§ **EXERCISE INSTRUCTIONS**
Set down the entries again word for word, without any of the images.

(Beginning of ENTRIES SUPPLIED)

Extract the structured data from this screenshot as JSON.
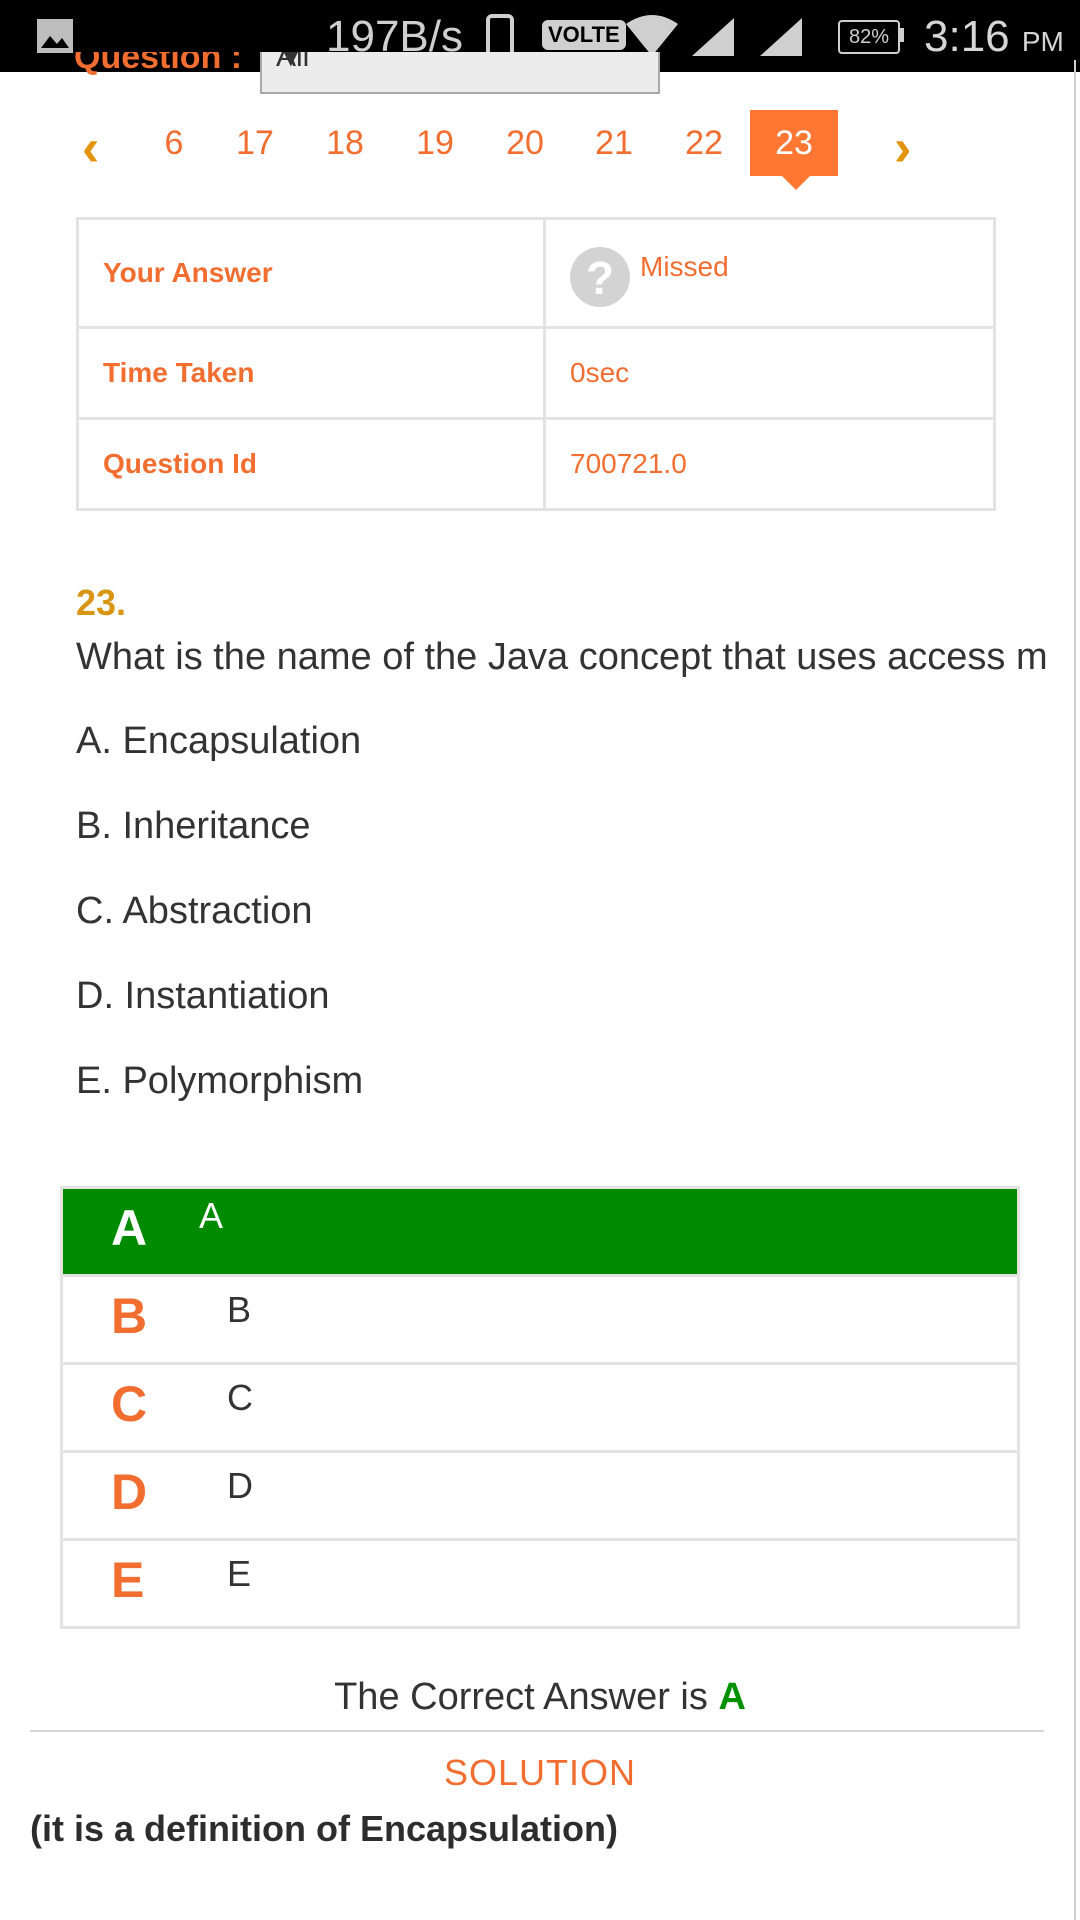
{
  "status_bar": {
    "net_speed": "197B/s",
    "volte": "VOLTE",
    "battery": "82%",
    "time": "3:16",
    "ampm": "PM"
  },
  "filter": {
    "label": "Question :",
    "selected": "All"
  },
  "pager": {
    "pages": [
      "6",
      "17",
      "18",
      "19",
      "20",
      "21",
      "22",
      "23"
    ],
    "active": "23"
  },
  "info": {
    "your_answer_label": "Your Answer",
    "your_answer_value": "Missed",
    "time_taken_label": "Time Taken",
    "time_taken_value": "0sec",
    "question_id_label": "Question Id",
    "question_id_value": "700721.0"
  },
  "question": {
    "number": "23.",
    "text": "What is the name of the Java concept that uses access m",
    "options": [
      "A. Encapsulation",
      "B. Inheritance",
      "C. Abstraction",
      "D. Instantiation",
      "E. Polymorphism"
    ]
  },
  "answers": [
    {
      "letter": "A",
      "text": "A"
    },
    {
      "letter": "B",
      "text": "B"
    },
    {
      "letter": "C",
      "text": "C"
    },
    {
      "letter": "D",
      "text": "D"
    },
    {
      "letter": "E",
      "text": "E"
    }
  ],
  "result": {
    "prefix": "The Correct Answer is ",
    "answer": "A",
    "solution_title": "SOLUTION",
    "solution_text": "(it is a definition of Encapsulation)"
  },
  "colors": {
    "accent": "#f26e30",
    "active_page": "#ff7733",
    "correct": "#008a00",
    "number": "#d99514"
  },
  "icons": {
    "status_left": "gallery-icon",
    "missed": "question-mark-icon",
    "prev": "chevron-left-icon",
    "next": "chevron-right-icon"
  }
}
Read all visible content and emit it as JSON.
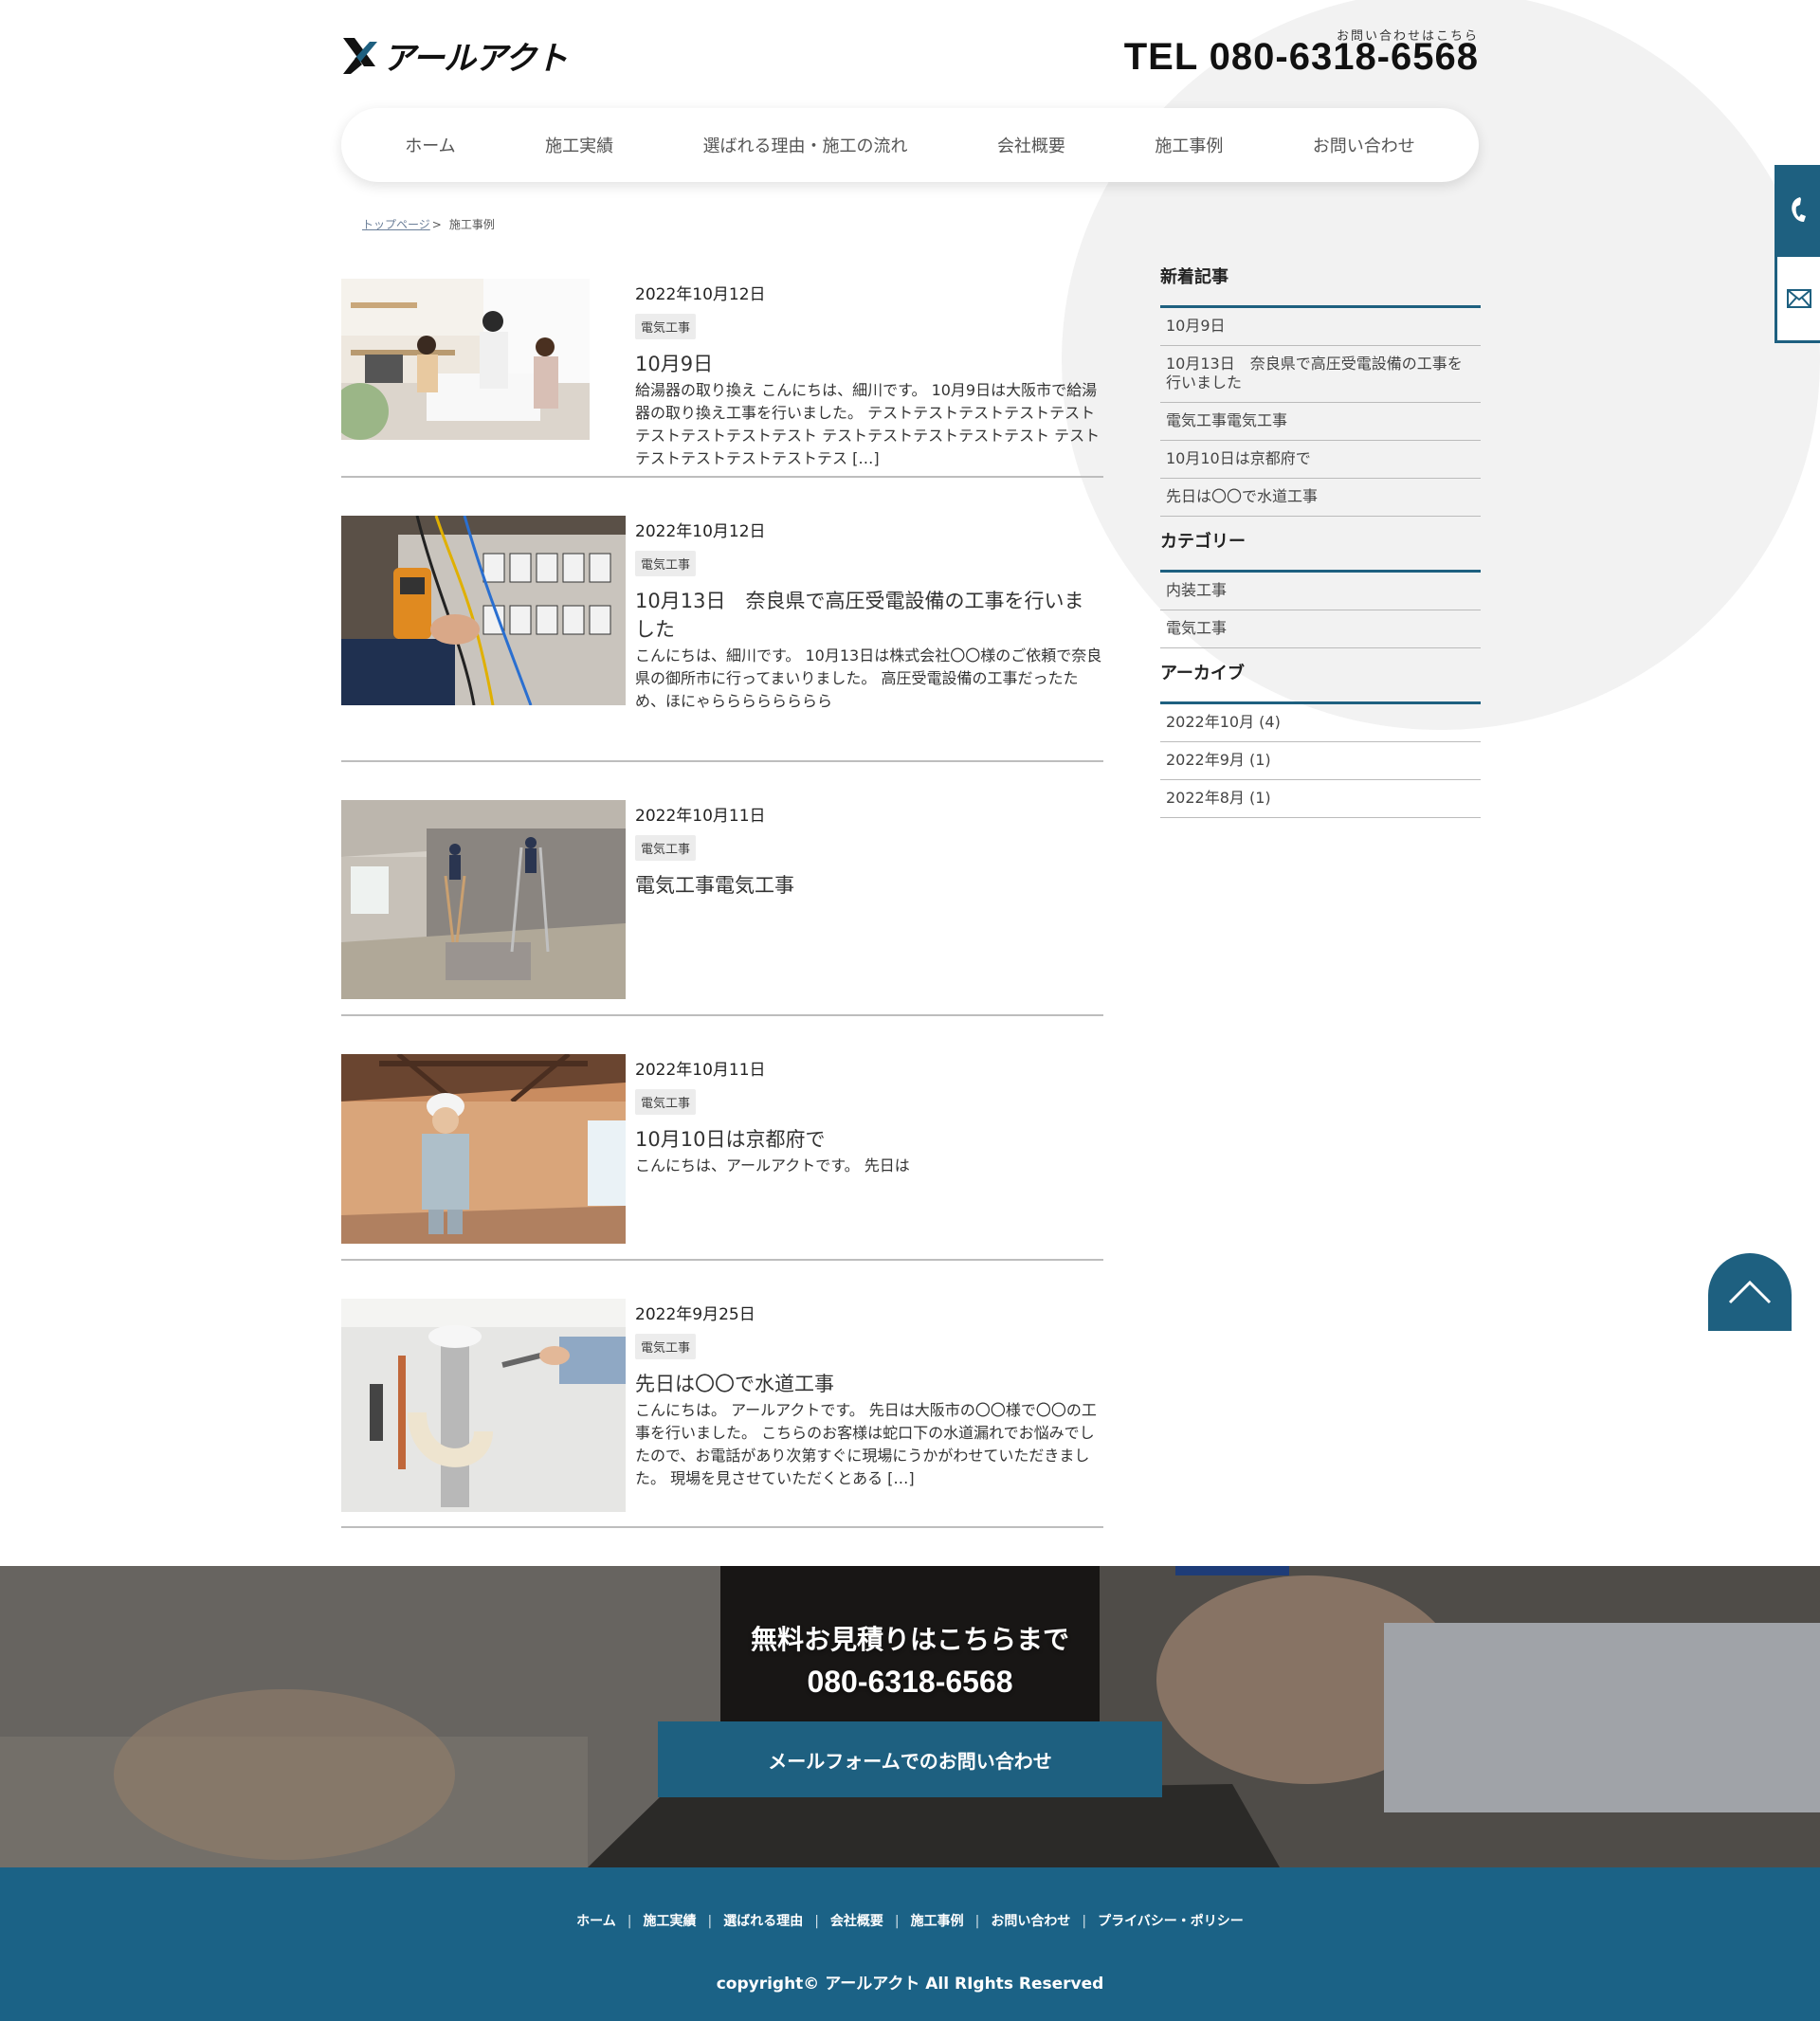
{
  "header": {
    "logo_text": "アールアクト",
    "tel_note": "お問い合わせはこちら",
    "tel": "TEL 080-6318-6568"
  },
  "nav": {
    "items": [
      "ホーム",
      "施工実績",
      "選ばれる理由・施工の流れ",
      "会社概要",
      "施工事例",
      "お問い合わせ"
    ]
  },
  "breadcrumb": {
    "home": "トップページ",
    "separator": ">",
    "current": "施工事例"
  },
  "posts": [
    {
      "date": "2022年10月12日",
      "category": "電気工事",
      "title": "10月9日",
      "excerpt": "給湯器の取り換え こんにちは、細川です。 10月9日は大阪市で給湯器の取り換え工事を行いました。 テストテストテストテストテストテストテストテストテスト テストテストテストテストテスト テストテストテストテストテストテス […]",
      "image": "kitchen-consultation-photo"
    },
    {
      "date": "2022年10月12日",
      "category": "電気工事",
      "title": "10月13日　奈良県で高圧受電設備の工事を行いました",
      "excerpt": "こんにちは、細川です。 10月13日は株式会社〇〇様のご依頼で奈良県の御所市に行ってまいりました。 高圧受電設備の工事だったため、ほにゃらららららららら",
      "image": "electrical-panel-photo"
    },
    {
      "date": "2022年10月11日",
      "category": "電気工事",
      "title": "電気工事電気工事",
      "excerpt": "",
      "image": "interior-renovation-photo"
    },
    {
      "date": "2022年10月11日",
      "category": "電気工事",
      "title": "10月10日は京都府で",
      "excerpt": "こんにちは、アールアクトです。 先日は",
      "image": "worker-helmet-photo"
    },
    {
      "date": "2022年9月25日",
      "category": "電気工事",
      "title": "先日は〇〇で水道工事",
      "excerpt": "こんにちは。 アールアクトです。 先日は大阪市の〇〇様で〇〇の工事を行いました。 こちらのお客様は蛇口下の水道漏れでお悩みでしたので、お電話があり次第すぐに現場にうかがわせていただきました。 現場を見させていただくとある […]",
      "image": "sink-plumbing-photo"
    }
  ],
  "sidebar": {
    "recent_title": "新着記事",
    "recent": [
      "10月9日",
      "10月13日　奈良県で高圧受電設備の工事を行いました",
      "電気工事電気工事",
      "10月10日は京都府で",
      "先日は〇〇で水道工事"
    ],
    "category_title": "カテゴリー",
    "categories": [
      "内装工事",
      "電気工事"
    ],
    "archive_title": "アーカイブ",
    "archives": [
      "2022年10月 (4)",
      "2022年9月 (1)",
      "2022年8月 (1)"
    ]
  },
  "cta": {
    "title": "無料お見積りはこちらまで",
    "tel": "080-6318-6568",
    "button": "メールフォームでのお問い合わせ"
  },
  "footer": {
    "nav": [
      "ホーム",
      "施工実績",
      "選ばれる理由",
      "会社概要",
      "施工事例",
      "お問い合わせ",
      "プライバシー・ポリシー"
    ],
    "separator": "|",
    "copyright": "copyright© アールアクト All RIghts Reserved"
  },
  "colors": {
    "accent": "#1e6080",
    "footer_bg": "#1b6286",
    "circle_bg": "#f2f2f2"
  },
  "icons": [
    "phone-icon",
    "mail-icon",
    "arrow-up-icon"
  ]
}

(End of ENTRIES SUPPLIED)

§ **EXERCISE ANSWER**
Extract the structured data from this screenshot as JSON.
{
  "status_bar": {
    "net_speed": "197B/s",
    "volte": "VOLTE",
    "battery": "82%",
    "time": "3:16",
    "ampm": "PM"
  },
  "filter": {
    "label": "Question :",
    "selected": "All"
  },
  "pager": {
    "pages": [
      "6",
      "17",
      "18",
      "19",
      "20",
      "21",
      "22",
      "23"
    ],
    "active": "23"
  },
  "info": {
    "your_answer_label": "Your Answer",
    "your_answer_value": "Missed",
    "time_taken_label": "Time Taken",
    "time_taken_value": "0sec",
    "question_id_label": "Question Id",
    "question_id_value": "700721.0"
  },
  "question": {
    "number": "23.",
    "text": "What is the name of the Java concept that uses access m",
    "options": [
      "A. Encapsulation",
      "B. Inheritance",
      "C. Abstraction",
      "D. Instantiation",
      "E. Polymorphism"
    ]
  },
  "answers": [
    {
      "letter": "A",
      "text": "A"
    },
    {
      "letter": "B",
      "text": "B"
    },
    {
      "letter": "C",
      "text": "C"
    },
    {
      "letter": "D",
      "text": "D"
    },
    {
      "letter": "E",
      "text": "E"
    }
  ],
  "result": {
    "prefix": "The Correct Answer is ",
    "answer": "A",
    "solution_title": "SOLUTION",
    "solution_text": "(it is a definition of Encapsulation)"
  },
  "colors": {
    "accent": "#f26e30",
    "active_page": "#ff7733",
    "correct": "#008a00",
    "number": "#d99514"
  },
  "icons": {
    "status_left": "gallery-icon",
    "missed": "question-mark-icon",
    "prev": "chevron-left-icon",
    "next": "chevron-right-icon"
  }
}
Read all visible content and emit it as JSON.
{
  "header": {
    "logo_text": "アールアクト",
    "tel_note": "お問い合わせはこちら",
    "tel": "TEL 080-6318-6568"
  },
  "nav": {
    "items": [
      "ホーム",
      "施工実績",
      "選ばれる理由・施工の流れ",
      "会社概要",
      "施工事例",
      "お問い合わせ"
    ]
  },
  "breadcrumb": {
    "home": "トップページ",
    "separator": ">",
    "current": "施工事例"
  },
  "posts": [
    {
      "date": "2022年10月12日",
      "category": "電気工事",
      "title": "10月9日",
      "excerpt": "給湯器の取り換え こんにちは、細川です。 10月9日は大阪市で給湯器の取り換え工事を行いました。 テストテストテストテストテストテストテストテストテスト テストテストテストテストテスト テストテストテストテストテストテス […]",
      "image": "kitchen-consultation-photo"
    },
    {
      "date": "2022年10月12日",
      "category": "電気工事",
      "title": "10月13日　奈良県で高圧受電設備の工事を行いました",
      "excerpt": "こんにちは、細川です。 10月13日は株式会社〇〇様のご依頼で奈良県の御所市に行ってまいりました。 高圧受電設備の工事だったため、ほにゃらららららららら",
      "image": "electrical-panel-photo"
    },
    {
      "date": "2022年10月11日",
      "category": "電気工事",
      "title": "電気工事電気工事",
      "excerpt": "",
      "image": "interior-renovation-photo"
    },
    {
      "date": "2022年10月11日",
      "category": "電気工事",
      "title": "10月10日は京都府で",
      "excerpt": "こんにちは、アールアクトです。 先日は",
      "image": "worker-helmet-photo"
    },
    {
      "date": "2022年9月25日",
      "category": "電気工事",
      "title": "先日は〇〇で水道工事",
      "excerpt": "こんにちは。 アールアクトです。 先日は大阪市の〇〇様で〇〇の工事を行いました。 こちらのお客様は蛇口下の水道漏れでお悩みでしたので、お電話があり次第すぐに現場にうかがわせていただきました。 現場を見させていただくとある […]",
      "image": "sink-plumbing-photo"
    }
  ],
  "sidebar": {
    "recent_title": "新着記事",
    "recent": [
      "10月9日",
      "10月13日　奈良県で高圧受電設備の工事を行いました",
      "電気工事電気工事",
      "10月10日は京都府で",
      "先日は〇〇で水道工事"
    ],
    "category_title": "カテゴリー",
    "categories": [
      "内装工事",
      "電気工事"
    ],
    "archive_title": "アーカイブ",
    "archives": [
      "2022年10月 (4)",
      "2022年9月 (1)",
      "2022年8月 (1)"
    ]
  },
  "cta": {
    "title": "無料お見積りはこちらまで",
    "tel": "080-6318-6568",
    "button": "メールフォームでのお問い合わせ"
  },
  "footer": {
    "nav": [
      "ホーム",
      "施工実績",
      "選ばれる理由",
      "会社概要",
      "施工事例",
      "お問い合わせ",
      "プライバシー・ポリシー"
    ],
    "separator": "|",
    "copyright": "copyright© アールアクト All RIghts Reserved"
  },
  "colors": {
    "accent": "#1e6080",
    "footer_bg": "#1b6286",
    "circle_bg": "#f2f2f2"
  },
  "icons": [
    "phone-icon",
    "mail-icon",
    "arrow-up-icon"
  ]
}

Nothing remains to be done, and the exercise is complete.